**Data items**
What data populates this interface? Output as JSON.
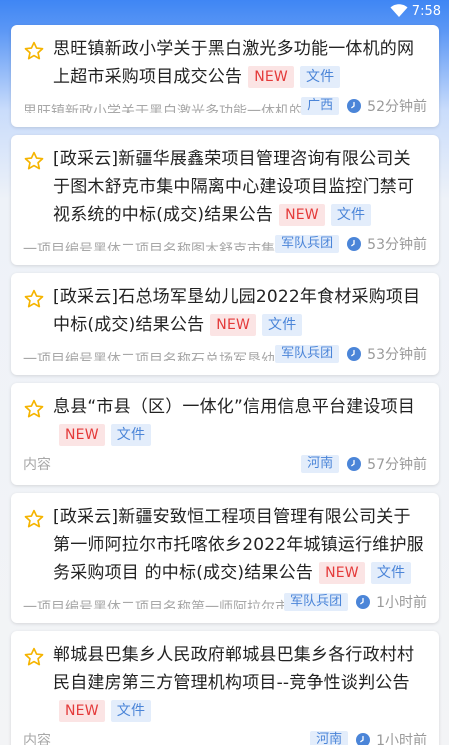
{
  "status_bar": {
    "time": "7:58"
  },
  "items": [
    {
      "title": "思旺镇新政小学关于黑白激光多功能一体机的网上超市采购项目成交公告",
      "new_label": "NEW",
      "file_label": "文件",
      "summary": "思旺镇新政小学关于黑白激光多功能一体机的",
      "region": "广西",
      "time_ago": "52分钟前"
    },
    {
      "title": "[政采云]新疆华展鑫荣项目管理咨询有限公司关于图木舒克市集中隔离中心建设项目监控门禁可视系统的中标(成交)结果公告",
      "new_label": "NEW",
      "file_label": "文件",
      "summary": "一项目编号黑体二项目名称图木舒克市集中",
      "region": "军队兵团",
      "time_ago": "53分钟前"
    },
    {
      "title": "[政采云]石总场军垦幼儿园2022年食材采购项目中标(成交)结果公告",
      "new_label": "NEW",
      "file_label": "文件",
      "summary": "一项目编号黑体二项目名称石总场军垦幼儿",
      "region": "军队兵团",
      "time_ago": "53分钟前"
    },
    {
      "title": "息县“市县（区）一体化”信用信息平台建设项目",
      "new_label": "NEW",
      "file_label": "文件",
      "summary": "内容",
      "region": "河南",
      "time_ago": "57分钟前"
    },
    {
      "title": "[政采云]新疆安致恒工程项目管理有限公司关于第一师阿拉尔市托喀依乡2022年城镇运行维护服务采购项目 的中标(成交)结果公告",
      "new_label": "NEW",
      "file_label": "文件",
      "summary": "一项目编号黑体二项目名称第一师阿拉尔市",
      "region": "军队兵团",
      "time_ago": "1小时前"
    },
    {
      "title": "郸城县巴集乡人民政府郸城县巴集乡各行政村村民自建房第三方管理机构项目--竞争性谈判公告",
      "new_label": "NEW",
      "file_label": "文件",
      "summary": "内容",
      "region": "河南",
      "time_ago": "1小时前"
    }
  ],
  "colors": {
    "accent": "#3f86f4",
    "star": "#f5b400",
    "new_bg": "#fbe4e4",
    "new_text": "#e43a3a",
    "tag_bg": "#e3edfb",
    "tag_text": "#4b85d8"
  },
  "icons": {
    "status": [
      "wifi-icon"
    ],
    "item": [
      "star-outline-icon",
      "clock-icon"
    ]
  }
}
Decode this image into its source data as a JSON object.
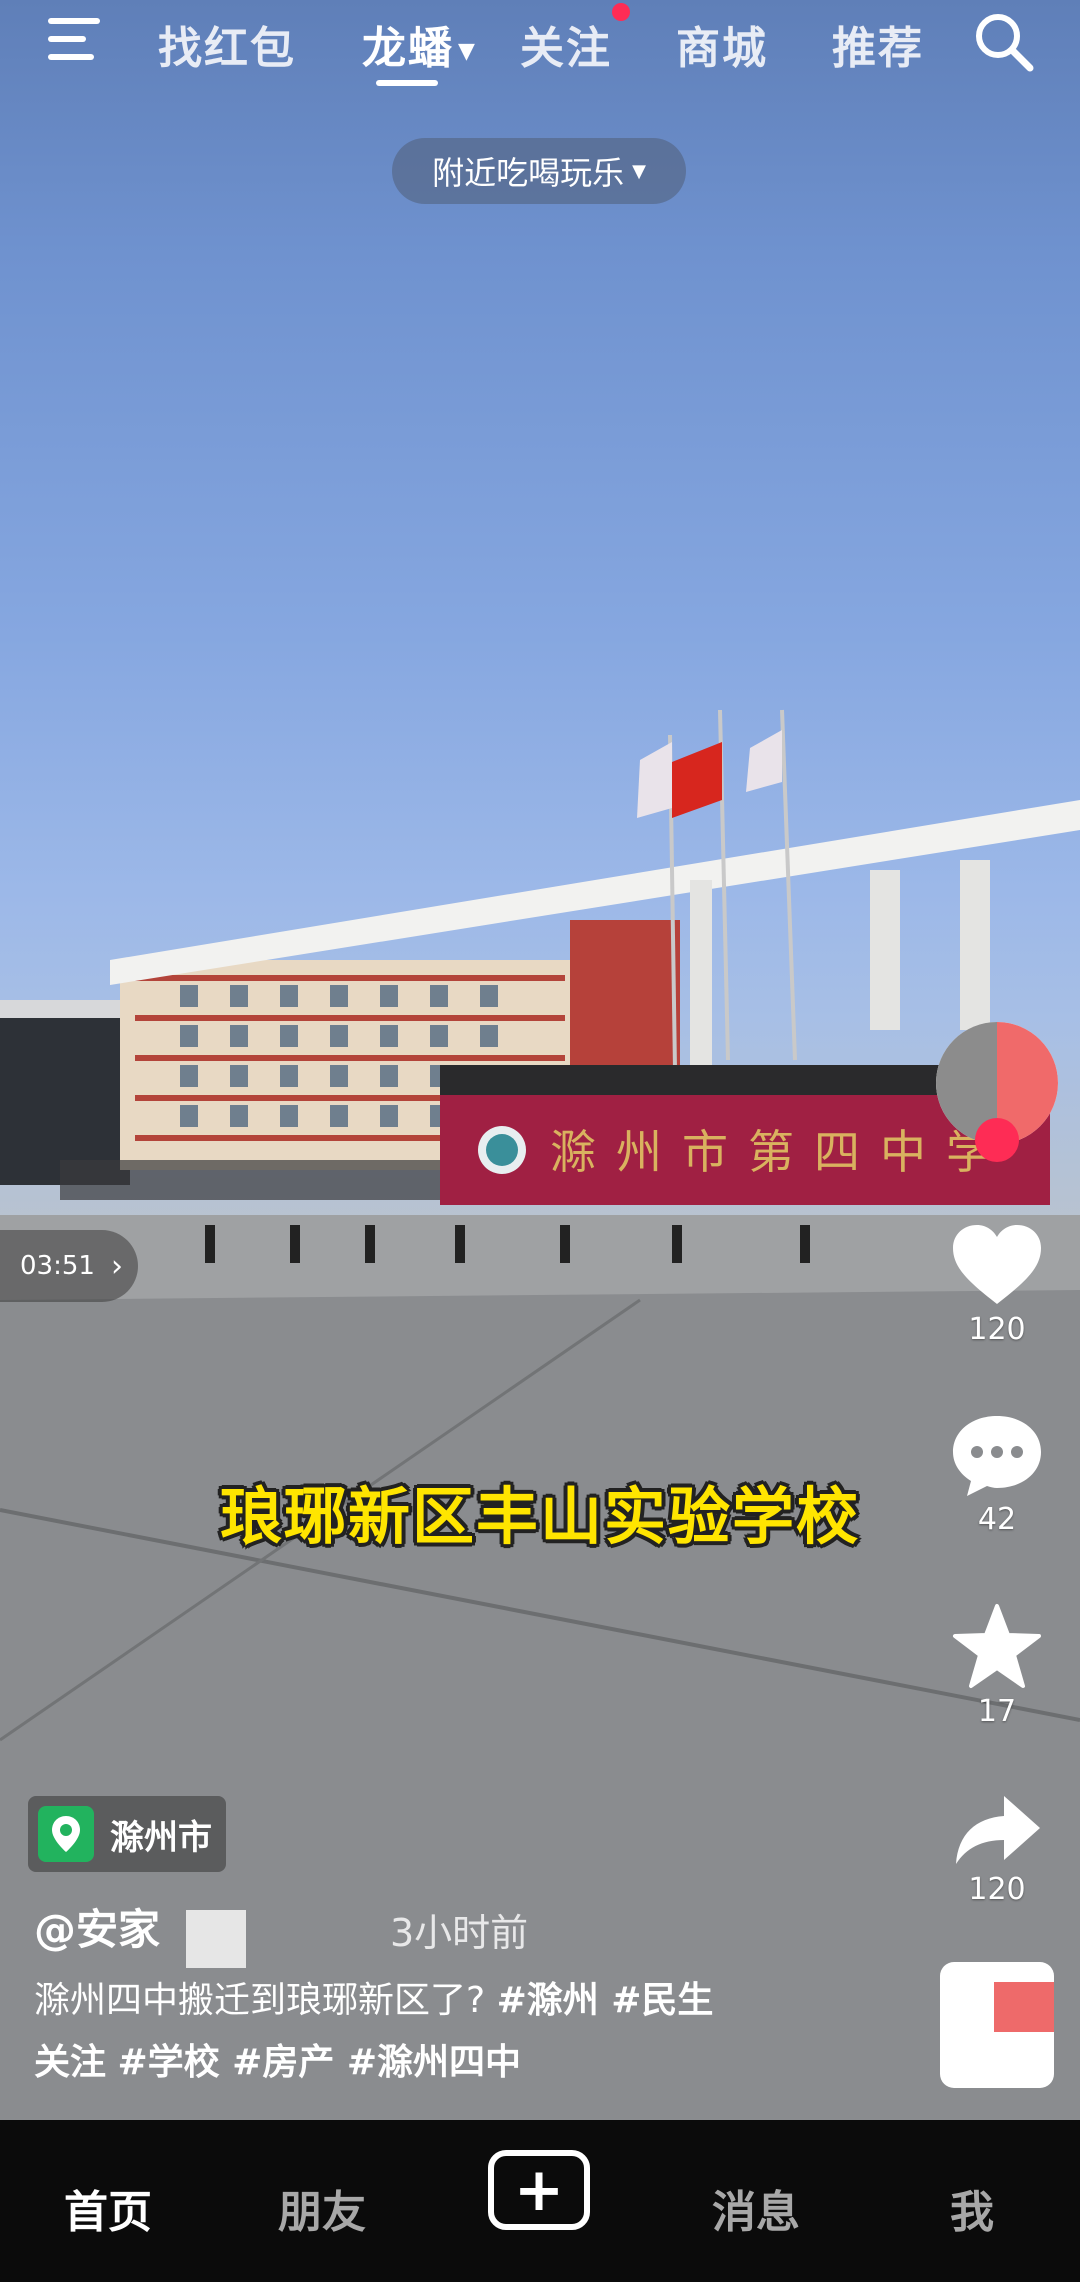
{
  "top_tabs": [
    "找红包",
    "龙蟠",
    "关注",
    "商城",
    "推荐"
  ],
  "nearby_label": "附近吃喝玩乐",
  "video": {
    "duration": "03:51",
    "subtitle": "琅琊新区丰山实验学校",
    "school_sign": "滁州市第四中学"
  },
  "actions": {
    "likes": "120",
    "comments": "42",
    "favorites": "17",
    "shares": "120"
  },
  "post": {
    "location": "滁州市",
    "author": "@安家",
    "time_ago": "3小时前",
    "description": "滁州四中搬迁到琅琊新区了?",
    "hashtags_line1": "#滁州  #民生",
    "hashtags_line2_prefix": "关注",
    "hashtags_line2": "#学校  #房产  #滁州四中"
  },
  "bottom_nav": {
    "home": "首页",
    "friends": "朋友",
    "messages": "消息",
    "me": "我"
  },
  "colors": {
    "accent": "#fe2c55",
    "subtitle": "#ffe500"
  }
}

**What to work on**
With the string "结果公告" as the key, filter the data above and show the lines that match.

**Solution to the problem**
      "title": "[政采云]新疆华展鑫荣项目管理咨询有限公司关于图木舒克市集中隔离中心建设项目监控门禁可视系统的中标(成交)结果公告",
      "title": "[政采云]石总场军垦幼儿园2022年食材采购项目中标(成交)结果公告",
      "title": "[政采云]新疆安致恒工程项目管理有限公司关于第一师阿拉尔市托喀依乡2022年城镇运行维护服务采购项目 的中标(成交)结果公告",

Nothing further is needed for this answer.